Officials at the Second Mile, the charity for at-risk children that Sandusky founded and that prosecutors say he used to target victims, reported that several years of the organization’s records were missing and had perhaps been stolen. The missing files, investigators worry, may limit their ability to determine if Sandusky used charity resources — expense accounts, travel, gifts — to recruit new victims, or even buy their silence, according to two people with knowledge of the case.
And in 2002, after McQueary had reported what he had seen to the university’s senior officials, those officials not only never told the police, but they also never even informed the university’s top lawyer. That lawyer, Wendell Courtney, said in an interview this week that he would have been duty bound to report to law enforcement officials any allegations of inappropriate conduct toward children by Sandusky.

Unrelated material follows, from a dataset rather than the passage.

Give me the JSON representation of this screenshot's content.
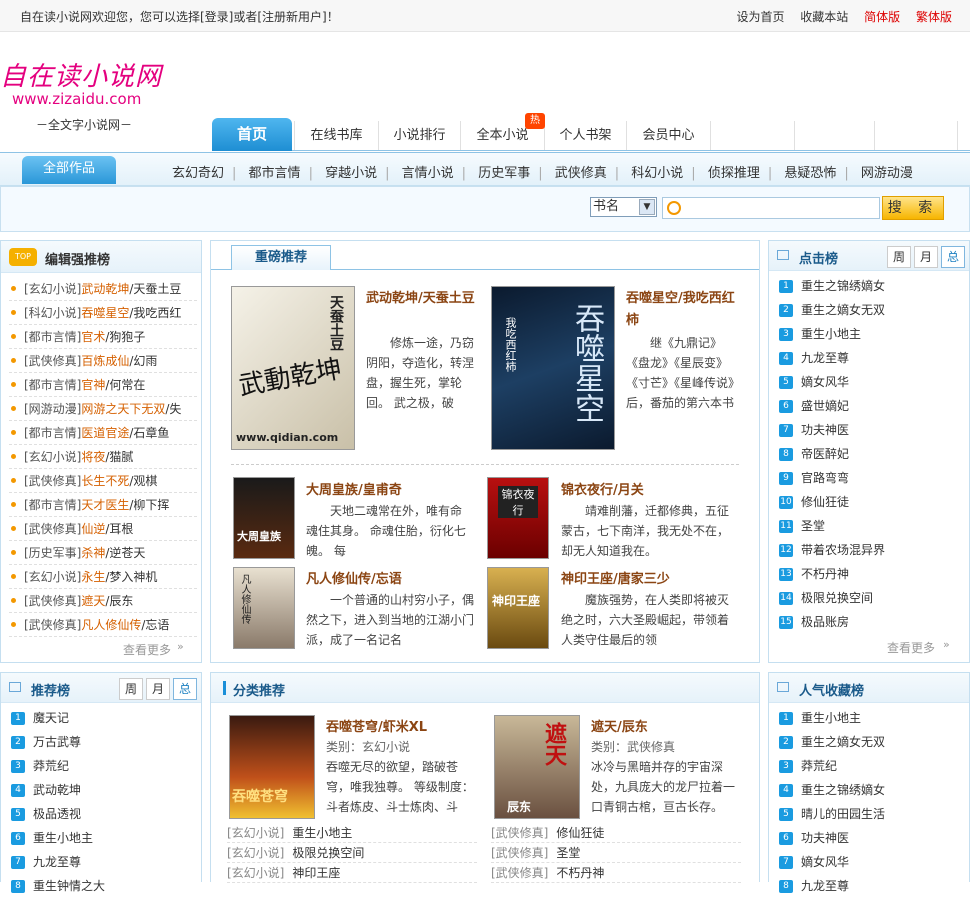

Most disturbingly, investigators continued to identify possible victims — young men who had been boys when Sandusky befriended them through his foundation for troubled youngsters.